Here is a block of records. Copy every line in it that includes "Бонус".

=== Begin Enclosure ===

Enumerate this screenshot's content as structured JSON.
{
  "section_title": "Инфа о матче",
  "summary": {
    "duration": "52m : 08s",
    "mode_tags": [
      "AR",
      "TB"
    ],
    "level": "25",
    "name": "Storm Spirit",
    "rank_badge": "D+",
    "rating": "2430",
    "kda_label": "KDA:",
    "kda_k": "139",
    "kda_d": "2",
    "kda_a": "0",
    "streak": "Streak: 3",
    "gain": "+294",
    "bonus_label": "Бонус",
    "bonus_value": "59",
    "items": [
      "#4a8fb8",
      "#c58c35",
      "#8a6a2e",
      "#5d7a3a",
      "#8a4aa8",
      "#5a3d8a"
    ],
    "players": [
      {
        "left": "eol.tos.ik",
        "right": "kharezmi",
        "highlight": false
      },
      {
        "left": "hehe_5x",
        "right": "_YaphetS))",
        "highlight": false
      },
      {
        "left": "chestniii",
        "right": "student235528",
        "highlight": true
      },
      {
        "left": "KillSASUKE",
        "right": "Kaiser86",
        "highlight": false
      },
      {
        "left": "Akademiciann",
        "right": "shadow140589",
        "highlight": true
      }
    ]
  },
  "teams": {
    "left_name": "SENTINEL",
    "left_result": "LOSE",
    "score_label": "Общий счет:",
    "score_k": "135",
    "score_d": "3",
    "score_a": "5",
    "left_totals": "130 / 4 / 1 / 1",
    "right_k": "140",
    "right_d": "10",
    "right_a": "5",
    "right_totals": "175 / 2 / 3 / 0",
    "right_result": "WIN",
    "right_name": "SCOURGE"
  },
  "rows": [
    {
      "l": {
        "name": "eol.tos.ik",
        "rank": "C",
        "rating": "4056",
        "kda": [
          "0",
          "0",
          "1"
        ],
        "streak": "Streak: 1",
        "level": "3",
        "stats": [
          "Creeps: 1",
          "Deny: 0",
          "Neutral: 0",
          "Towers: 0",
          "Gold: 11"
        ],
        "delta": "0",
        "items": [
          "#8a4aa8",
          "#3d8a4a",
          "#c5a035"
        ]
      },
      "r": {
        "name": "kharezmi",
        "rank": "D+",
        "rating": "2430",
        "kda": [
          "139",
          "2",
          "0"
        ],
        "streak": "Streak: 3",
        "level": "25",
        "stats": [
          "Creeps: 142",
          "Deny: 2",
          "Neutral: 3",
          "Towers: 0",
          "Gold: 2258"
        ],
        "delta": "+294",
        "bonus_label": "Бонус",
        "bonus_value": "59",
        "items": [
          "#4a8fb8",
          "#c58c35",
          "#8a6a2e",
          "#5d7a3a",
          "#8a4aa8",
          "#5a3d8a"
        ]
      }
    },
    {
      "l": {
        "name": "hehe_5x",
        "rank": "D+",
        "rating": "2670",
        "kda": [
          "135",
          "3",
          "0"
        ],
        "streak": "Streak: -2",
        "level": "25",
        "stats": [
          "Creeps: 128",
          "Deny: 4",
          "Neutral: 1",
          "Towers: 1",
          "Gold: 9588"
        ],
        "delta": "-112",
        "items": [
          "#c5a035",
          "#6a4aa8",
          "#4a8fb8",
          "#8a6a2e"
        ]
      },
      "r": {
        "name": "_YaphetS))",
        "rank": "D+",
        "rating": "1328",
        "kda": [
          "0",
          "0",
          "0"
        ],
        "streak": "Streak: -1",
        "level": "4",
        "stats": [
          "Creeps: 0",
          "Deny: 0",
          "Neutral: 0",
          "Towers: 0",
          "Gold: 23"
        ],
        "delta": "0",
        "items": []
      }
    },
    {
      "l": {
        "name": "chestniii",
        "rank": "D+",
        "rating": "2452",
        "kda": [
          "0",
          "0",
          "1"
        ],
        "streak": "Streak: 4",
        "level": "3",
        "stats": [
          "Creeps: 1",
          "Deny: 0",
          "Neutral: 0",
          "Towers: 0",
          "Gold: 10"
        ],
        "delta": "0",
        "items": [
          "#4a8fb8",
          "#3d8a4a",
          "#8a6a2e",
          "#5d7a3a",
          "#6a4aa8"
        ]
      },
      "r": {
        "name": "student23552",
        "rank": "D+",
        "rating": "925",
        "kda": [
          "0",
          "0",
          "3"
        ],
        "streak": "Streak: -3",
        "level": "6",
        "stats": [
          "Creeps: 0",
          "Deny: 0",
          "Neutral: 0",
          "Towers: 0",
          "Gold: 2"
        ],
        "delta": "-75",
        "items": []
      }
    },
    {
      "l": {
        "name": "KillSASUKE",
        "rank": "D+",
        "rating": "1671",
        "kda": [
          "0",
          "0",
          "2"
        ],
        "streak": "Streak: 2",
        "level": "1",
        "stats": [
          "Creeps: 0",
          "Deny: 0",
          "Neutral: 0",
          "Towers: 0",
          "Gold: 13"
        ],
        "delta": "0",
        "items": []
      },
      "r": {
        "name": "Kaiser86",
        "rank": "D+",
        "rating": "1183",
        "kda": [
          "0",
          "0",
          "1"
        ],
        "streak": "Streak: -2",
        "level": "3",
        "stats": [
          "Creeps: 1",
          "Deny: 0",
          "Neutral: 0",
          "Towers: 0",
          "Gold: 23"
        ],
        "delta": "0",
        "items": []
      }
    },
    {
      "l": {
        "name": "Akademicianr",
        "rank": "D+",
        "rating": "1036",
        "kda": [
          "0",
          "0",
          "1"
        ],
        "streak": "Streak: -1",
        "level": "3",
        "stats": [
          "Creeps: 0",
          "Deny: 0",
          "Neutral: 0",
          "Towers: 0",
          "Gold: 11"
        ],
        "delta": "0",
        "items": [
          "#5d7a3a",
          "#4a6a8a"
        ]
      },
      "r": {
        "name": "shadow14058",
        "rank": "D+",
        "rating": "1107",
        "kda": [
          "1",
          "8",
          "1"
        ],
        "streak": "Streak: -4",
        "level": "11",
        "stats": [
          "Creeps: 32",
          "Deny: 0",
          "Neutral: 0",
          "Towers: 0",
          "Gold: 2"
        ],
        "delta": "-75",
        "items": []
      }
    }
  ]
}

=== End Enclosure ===

» **EXPECTED OUTPUT**
    "bonus_label": "Бонус",
        "bonus_label": "Бонус",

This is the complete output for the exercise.